Establishing a new approach to paying for equity research

The UK Financial Conduct Authority’s (FCA) recent feedback statement was, in many respects, a damning rejection of much of the European Securities and Markets Authority’s (ESMA) MiFID II technical advice on payments for equity research. The UK regulator continues to argue that client commissions must never be linked to research payments, and holds that Commission Sharing Agreements (CSAs), by themselves, are insufficient for managing the process.

However, instead of forcing unbundling, with all its potentially damaging consequences, industry participants should meet regulators’ demands for increased transparency by continuing to build on existing tools and capabilities. The FCA itself has acknowledged that existing platforms to administer CSAs could be further developed and used in the new environment, assuming that the buyside changes its practices and properly manages the conflicts it is exposed to. But it is still not clear what this means in practice.

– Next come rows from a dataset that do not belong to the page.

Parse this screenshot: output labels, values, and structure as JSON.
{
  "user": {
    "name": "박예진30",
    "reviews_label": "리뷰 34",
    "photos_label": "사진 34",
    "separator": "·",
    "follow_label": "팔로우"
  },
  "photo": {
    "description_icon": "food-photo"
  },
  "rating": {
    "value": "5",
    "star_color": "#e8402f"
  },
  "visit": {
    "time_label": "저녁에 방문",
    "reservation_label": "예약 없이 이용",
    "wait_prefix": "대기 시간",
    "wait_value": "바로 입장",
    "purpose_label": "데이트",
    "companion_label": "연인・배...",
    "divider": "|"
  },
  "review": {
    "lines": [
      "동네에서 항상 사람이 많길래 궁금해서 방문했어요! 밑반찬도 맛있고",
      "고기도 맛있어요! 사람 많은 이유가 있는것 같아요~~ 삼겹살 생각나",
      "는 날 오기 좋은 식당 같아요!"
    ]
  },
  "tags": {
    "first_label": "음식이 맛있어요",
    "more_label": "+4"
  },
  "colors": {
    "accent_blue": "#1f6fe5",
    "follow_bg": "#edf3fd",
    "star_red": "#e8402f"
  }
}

Only two of the 17 investment firms reviewed by the FCA last year were found to have satisfactory practices in place for handling the allocation of dealing commissions. While this is a shockingly low number, it does highlight the fact that some firms have been able to use existing tools to demonstrate a level of transparency and accountability that satisfied one of the world’s most stringent regulators.

ESMA’s MiFID II technical advice proposes that research can be funded from a “ring fenced” research account through a specific monetary charge to each underlying fund. Alternatively, research could be funded directly by the investment manager, which is similar to a fully unbundled model.

The burden of implementing ESMA’s new advice will fall primarily on the asset managers, who will be required to determine budgets for research and agree with their fund clients how much research they want to purchase, what to pay for it, and be able to show an audit trail for the payments. If there is a surplus at the end of the relevant period, the balance could be either refunded to the client, or rolled over to the next period.

CSAs are specifically designed to bifurcate execution and research procurement decisions. As a result, the regulators’ ultimate goal of greater transparency can be met most simply through this route.

Looking ahead, under MiFID II it is likely that a new “enhanced” CSA model will emerge -harnessing the benefits of contemporary CSAs and modifying them to meet regulators’ new demands. CSA aggregators, which roll up this activity and relieve the administrative burden placed on brokers and investment managers, will play an important role in the new landscape.

However, investment managers have the option not to leverage the CSA framework. They could instead work with each client to fund the client research account or fund a research account themselves. Under these scenarios, a CSA aggregator could still provide the tracking, audit and payment tools needed to support the investment manager’s research program.

The industry would benefit from regulators clarifying how they would like the requirements to be met. Market participants could be compelled to use a pre-determined approach in order to set a benchmark for compliance and simplify the process for all involved.

Championing best practice through the use of enhanced CSAs presents a viable alternative to an enforced unbundling regime. The latter would inevitably be littered with unintended consequences that could result in a reduction in research coverage, the creation of a environment that disadvantaged smaller investment managers and brokers and, ultimately, made it more difficult for companies to access to the capital markets.

On 31 March, this and other issues will be debated in a webinar hosted by The TRADE and Markit. Click HERE to register for the event to join the discussion.

Tom Conigliaro is managing director and head of investment services at Markit.